--- Work order ---
Reproduce all the material verbatim, down to the last line.

--- Excerpted data ---

++++

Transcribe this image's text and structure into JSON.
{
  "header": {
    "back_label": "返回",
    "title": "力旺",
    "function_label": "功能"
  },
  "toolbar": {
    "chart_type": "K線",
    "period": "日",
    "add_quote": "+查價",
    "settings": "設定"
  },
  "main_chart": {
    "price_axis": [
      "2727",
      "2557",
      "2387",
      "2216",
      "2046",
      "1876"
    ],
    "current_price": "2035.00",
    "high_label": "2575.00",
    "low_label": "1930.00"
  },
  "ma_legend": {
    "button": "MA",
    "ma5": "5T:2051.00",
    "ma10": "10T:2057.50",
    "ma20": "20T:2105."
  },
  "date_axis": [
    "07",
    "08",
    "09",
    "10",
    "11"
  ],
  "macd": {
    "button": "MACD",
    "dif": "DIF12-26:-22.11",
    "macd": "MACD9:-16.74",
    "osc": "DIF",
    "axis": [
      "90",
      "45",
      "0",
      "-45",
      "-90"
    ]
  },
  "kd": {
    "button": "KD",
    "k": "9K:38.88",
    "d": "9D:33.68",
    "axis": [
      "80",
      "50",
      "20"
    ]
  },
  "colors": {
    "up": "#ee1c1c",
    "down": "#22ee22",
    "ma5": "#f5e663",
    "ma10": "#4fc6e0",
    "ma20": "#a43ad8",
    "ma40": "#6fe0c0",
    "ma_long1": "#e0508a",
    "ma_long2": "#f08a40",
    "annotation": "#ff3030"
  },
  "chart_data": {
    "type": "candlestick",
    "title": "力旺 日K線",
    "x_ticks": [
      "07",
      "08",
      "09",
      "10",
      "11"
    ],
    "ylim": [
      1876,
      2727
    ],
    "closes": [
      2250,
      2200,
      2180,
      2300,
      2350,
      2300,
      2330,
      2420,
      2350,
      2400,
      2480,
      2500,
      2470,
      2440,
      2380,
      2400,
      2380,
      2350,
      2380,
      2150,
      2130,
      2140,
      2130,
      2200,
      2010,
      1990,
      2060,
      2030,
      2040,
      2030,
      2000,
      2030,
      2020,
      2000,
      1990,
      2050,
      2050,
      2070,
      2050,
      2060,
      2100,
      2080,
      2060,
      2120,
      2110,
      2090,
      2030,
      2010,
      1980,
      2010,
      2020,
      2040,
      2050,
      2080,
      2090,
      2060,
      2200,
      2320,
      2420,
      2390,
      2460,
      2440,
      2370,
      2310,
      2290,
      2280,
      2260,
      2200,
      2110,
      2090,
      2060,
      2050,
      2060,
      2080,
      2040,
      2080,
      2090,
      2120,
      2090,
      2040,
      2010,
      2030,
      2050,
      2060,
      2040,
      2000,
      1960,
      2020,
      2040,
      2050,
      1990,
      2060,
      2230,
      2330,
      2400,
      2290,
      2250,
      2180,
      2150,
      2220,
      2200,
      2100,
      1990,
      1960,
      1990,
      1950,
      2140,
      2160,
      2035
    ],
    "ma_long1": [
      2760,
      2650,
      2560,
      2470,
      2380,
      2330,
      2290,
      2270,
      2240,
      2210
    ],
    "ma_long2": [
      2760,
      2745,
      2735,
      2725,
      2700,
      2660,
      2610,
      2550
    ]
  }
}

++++

--- Solved problem ---
Transcribe this image's text and structure into JSON.
{
  "header": {
    "back_label": "返回",
    "title": "力旺",
    "function_label": "功能"
  },
  "toolbar": {
    "chart_type": "K線",
    "period": "日",
    "add_quote": "+查價",
    "settings": "設定"
  },
  "main_chart": {
    "price_axis": [
      "2727",
      "2557",
      "2387",
      "2216",
      "2046",
      "1876"
    ],
    "current_price": "2035.00",
    "high_label": "2575.00",
    "low_label": "1930.00"
  },
  "ma_legend": {
    "button": "MA",
    "ma5": "5T:2051.00",
    "ma10": "10T:2057.50",
    "ma20": "20T:2105."
  },
  "date_axis": [
    "07",
    "08",
    "09",
    "10",
    "11"
  ],
  "macd": {
    "button": "MACD",
    "dif": "DIF12-26:-22.11",
    "macd": "MACD9:-16.74",
    "osc": "DIF",
    "axis": [
      "90",
      "45",
      "0",
      "-45",
      "-90"
    ]
  },
  "kd": {
    "button": "KD",
    "k": "9K:38.88",
    "d": "9D:33.68",
    "axis": [
      "80",
      "50",
      "20"
    ]
  },
  "colors": {
    "up": "#ee1c1c",
    "down": "#22ee22",
    "ma5": "#f5e663",
    "ma10": "#4fc6e0",
    "ma20": "#a43ad8",
    "ma40": "#6fe0c0",
    "ma_long1": "#e0508a",
    "ma_long2": "#f08a40",
    "annotation": "#ff3030"
  },
  "chart_data": {
    "type": "candlestick",
    "title": "力旺 日K線",
    "x_ticks": [
      "07",
      "08",
      "09",
      "10",
      "11"
    ],
    "ylim": [
      1876,
      2727
    ],
    "closes": [
      2250,
      2200,
      2180,
      2300,
      2350,
      2300,
      2330,
      2420,
      2350,
      2400,
      2480,
      2500,
      2470,
      2440,
      2380,
      2400,
      2380,
      2350,
      2380,
      2150,
      2130,
      2140,
      2130,
      2200,
      2010,
      1990,
      2060,
      2030,
      2040,
      2030,
      2000,
      2030,
      2020,
      2000,
      1990,
      2050,
      2050,
      2070,
      2050,
      2060,
      2100,
      2080,
      2060,
      2120,
      2110,
      2090,
      2030,
      2010,
      1980,
      2010,
      2020,
      2040,
      2050,
      2080,
      2090,
      2060,
      2200,
      2320,
      2420,
      2390,
      2460,
      2440,
      2370,
      2310,
      2290,
      2280,
      2260,
      2200,
      2110,
      2090,
      2060,
      2050,
      2060,
      2080,
      2040,
      2080,
      2090,
      2120,
      2090,
      2040,
      2010,
      2030,
      2050,
      2060,
      2040,
      2000,
      1960,
      2020,
      2040,
      2050,
      1990,
      2060,
      2230,
      2330,
      2400,
      2290,
      2250,
      2180,
      2150,
      2220,
      2200,
      2100,
      1990,
      1960,
      1990,
      1950,
      2140,
      2160,
      2035
    ],
    "ma_long1": [
      2760,
      2650,
      2560,
      2470,
      2380,
      2330,
      2290,
      2270,
      2240,
      2210
    ],
    "ma_long2": [
      2760,
      2745,
      2735,
      2725,
      2700,
      2660,
      2610,
      2550
    ]
  }
}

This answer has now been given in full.